#### Stored entries
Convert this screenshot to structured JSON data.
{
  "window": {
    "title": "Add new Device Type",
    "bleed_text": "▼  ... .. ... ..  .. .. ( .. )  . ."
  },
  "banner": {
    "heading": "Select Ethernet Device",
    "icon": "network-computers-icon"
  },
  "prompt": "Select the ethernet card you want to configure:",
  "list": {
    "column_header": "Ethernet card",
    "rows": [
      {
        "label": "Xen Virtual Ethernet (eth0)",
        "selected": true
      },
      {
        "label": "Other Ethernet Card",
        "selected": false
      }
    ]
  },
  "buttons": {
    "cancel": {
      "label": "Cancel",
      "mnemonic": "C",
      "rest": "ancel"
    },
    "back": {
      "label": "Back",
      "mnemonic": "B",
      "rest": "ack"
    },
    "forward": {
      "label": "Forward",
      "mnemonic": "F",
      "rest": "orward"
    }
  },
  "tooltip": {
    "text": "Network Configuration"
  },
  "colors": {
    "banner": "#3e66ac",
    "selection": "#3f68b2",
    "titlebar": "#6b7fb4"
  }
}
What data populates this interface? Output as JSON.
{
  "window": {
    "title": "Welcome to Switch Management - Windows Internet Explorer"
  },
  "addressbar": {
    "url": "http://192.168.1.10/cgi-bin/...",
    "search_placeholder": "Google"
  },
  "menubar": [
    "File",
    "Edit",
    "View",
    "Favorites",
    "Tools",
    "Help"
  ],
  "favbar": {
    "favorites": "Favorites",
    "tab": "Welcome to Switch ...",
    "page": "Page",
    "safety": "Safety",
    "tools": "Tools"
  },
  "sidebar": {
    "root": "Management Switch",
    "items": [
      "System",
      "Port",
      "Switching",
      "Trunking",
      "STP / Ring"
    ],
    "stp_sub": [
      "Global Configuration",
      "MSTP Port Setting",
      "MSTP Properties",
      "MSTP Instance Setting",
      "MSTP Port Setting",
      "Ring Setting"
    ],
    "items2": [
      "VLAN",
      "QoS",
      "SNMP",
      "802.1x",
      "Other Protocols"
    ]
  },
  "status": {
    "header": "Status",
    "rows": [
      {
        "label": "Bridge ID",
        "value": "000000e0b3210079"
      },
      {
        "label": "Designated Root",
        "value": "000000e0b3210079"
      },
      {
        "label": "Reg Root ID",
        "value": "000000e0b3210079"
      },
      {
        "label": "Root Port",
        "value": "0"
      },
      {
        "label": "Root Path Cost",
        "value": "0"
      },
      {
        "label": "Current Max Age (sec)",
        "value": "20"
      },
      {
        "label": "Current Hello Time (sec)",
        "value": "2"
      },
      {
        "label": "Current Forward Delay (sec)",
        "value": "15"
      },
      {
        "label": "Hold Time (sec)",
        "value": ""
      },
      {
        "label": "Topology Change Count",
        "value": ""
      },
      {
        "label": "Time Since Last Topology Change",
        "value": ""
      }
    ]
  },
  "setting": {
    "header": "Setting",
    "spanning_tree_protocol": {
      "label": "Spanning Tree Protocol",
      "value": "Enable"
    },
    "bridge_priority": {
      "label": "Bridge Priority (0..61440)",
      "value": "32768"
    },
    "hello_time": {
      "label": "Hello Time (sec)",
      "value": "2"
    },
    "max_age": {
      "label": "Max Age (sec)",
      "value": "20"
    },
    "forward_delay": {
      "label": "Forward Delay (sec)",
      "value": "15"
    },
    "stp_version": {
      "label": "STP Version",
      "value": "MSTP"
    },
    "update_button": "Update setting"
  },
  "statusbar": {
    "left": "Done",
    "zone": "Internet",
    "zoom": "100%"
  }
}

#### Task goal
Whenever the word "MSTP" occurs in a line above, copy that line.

#### Written response
      "MSTP Port Setting",
      "MSTP Properties",
      "MSTP Instance Setting",
      "MSTP Port Setting",
      "value": "MSTP"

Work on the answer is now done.